Nearly 47 years after the two countries fought a war, many Chinese still perceive India as their main enemy, a British newspaper has claimed.
In an article ahead of the 60th anniversary of the People's Republic, 'The Sunday Times' said: "Not everyone in Beijing speaks in the silky language of the foreign ministry. Curiously, the enemy most often spoken of is India."
Interestingly, the censors in China permit alarmingly frank discussion on the Internet of the merits of another war against India to secure the Tibetan plateau, the report said.
However, a retired Chinese officer has claimed that those serving in the People's Liberation Army have no "devotion" to their country.
"Compared with our last war against India in 1962, our equipment is much better but the devotion to country and people of our officers and men is much worse," the paper quoted an unnamed officer as saying.
Even, veterans who know the PLA from the inside say that despite all its shiny new kit, such grandiose ideas mask the reality of a force "that has no recent battle experience and is riddled with corruption".
They describe a system of bribes ranging from 10,000 yuan (909 pounds) to get a good post for a private soldier to 30,000 yuan for a place at military college, the report said.

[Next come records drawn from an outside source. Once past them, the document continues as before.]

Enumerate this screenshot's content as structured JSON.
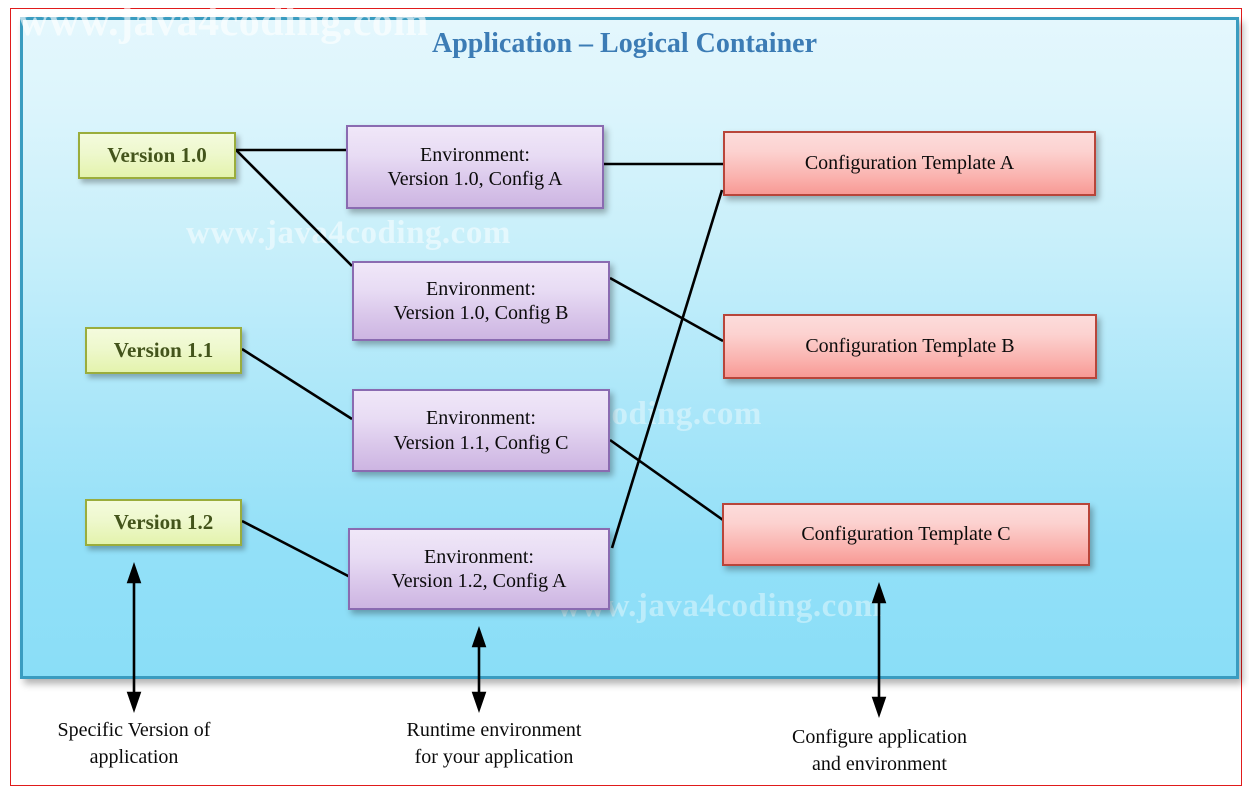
{
  "title": "Application – Logical Container",
  "watermarks": [
    "www.java4coding.com",
    "www.java4coding.com",
    "www.java4coding.com",
    "www.java4coding.com"
  ],
  "versions": [
    {
      "label": "Version 1.0"
    },
    {
      "label": "Version 1.1"
    },
    {
      "label": "Version 1.2"
    }
  ],
  "environments": [
    {
      "line1": "Environment:",
      "line2": "Version 1.0, Config A"
    },
    {
      "line1": "Environment:",
      "line2": "Version 1.0, Config B"
    },
    {
      "line1": "Environment:",
      "line2": "Version 1.1, Config C"
    },
    {
      "line1": "Environment:",
      "line2": "Version 1.2, Config A"
    }
  ],
  "configs": [
    {
      "label": "Configuration Template A"
    },
    {
      "label": "Configuration Template B"
    },
    {
      "label": "Configuration Template C"
    }
  ],
  "captions": [
    {
      "line1": "Specific Version of",
      "line2": "application"
    },
    {
      "line1": "Runtime environment",
      "line2": "for your application"
    },
    {
      "line1": "Configure application",
      "line2": "and environment"
    }
  ],
  "colors": {
    "title": "#3c7cb5",
    "container_border": "#3a9cc0",
    "container_fill": "#8adef7",
    "version_border": "#9aad3c",
    "version_fill": "#e4f3ad",
    "version_text": "#43541b",
    "env_border": "#8a6bb1",
    "env_fill": "#cdb5e2",
    "config_border": "#b8453a",
    "config_fill": "#f89a95",
    "slide_border": "#e01b1b",
    "connector": "#000000"
  }
}
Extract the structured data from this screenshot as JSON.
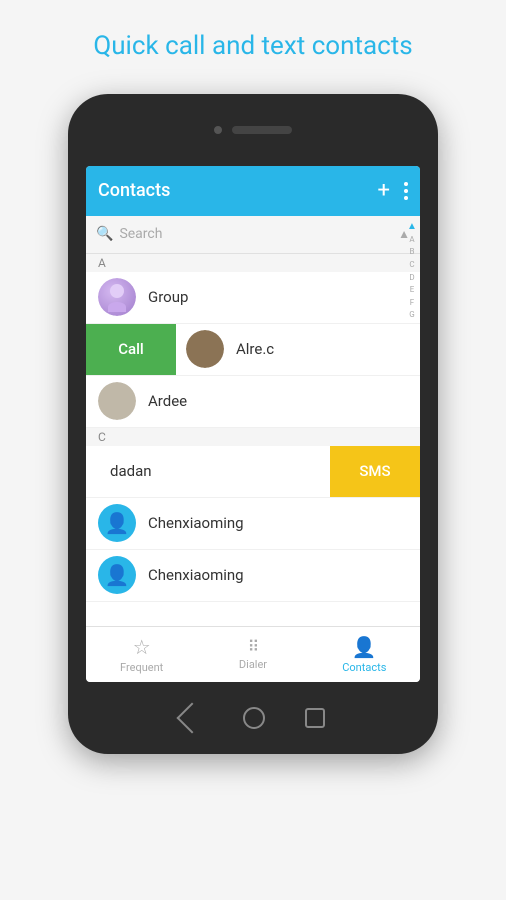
{
  "headline": "Quick call and text contacts",
  "appbar": {
    "title": "Contacts",
    "plus_icon": "+",
    "more_icon": "⋮"
  },
  "search": {
    "placeholder": "Search"
  },
  "contacts": [
    {
      "id": "group",
      "name": "Group",
      "letter": "A",
      "avatar_type": "group",
      "swipe": "none"
    },
    {
      "id": "alrec",
      "name": "Alre.c",
      "letter": "",
      "avatar_type": "face-alrec",
      "swipe": "call",
      "swipe_label": "Call"
    },
    {
      "id": "ardee",
      "name": "Ardee",
      "letter": "C",
      "avatar_type": "face-ardee",
      "swipe": "none"
    },
    {
      "id": "dadan",
      "name": "dadan",
      "letter": "",
      "avatar_type": "none",
      "swipe": "sms",
      "swipe_label": "SMS"
    },
    {
      "id": "chenxiao1",
      "name": "Chenxiaoming",
      "letter": "",
      "avatar_type": "blue",
      "swipe": "none"
    },
    {
      "id": "chenxiao2",
      "name": "Chenxiaoming",
      "letter": "",
      "avatar_type": "blue",
      "swipe": "none"
    }
  ],
  "tabs": [
    {
      "id": "frequent",
      "label": "Frequent",
      "icon": "☆",
      "active": false
    },
    {
      "id": "dialer",
      "label": "Dialer",
      "icon": "⠿",
      "active": false
    },
    {
      "id": "contacts",
      "label": "Contacts",
      "icon": "👤",
      "active": true
    }
  ],
  "bottom_nav": {
    "back": "◁",
    "home": "○",
    "square": "□"
  },
  "colors": {
    "accent": "#29b6e8",
    "call_green": "#4caf50",
    "sms_yellow": "#f5c518"
  }
}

"If corruption in the army continues, ideology will decay and open the way for religion, while the promotion system risks causing a mutiny," the newspaper quoted General Zhang Shutian, a political commissar, as having said recently.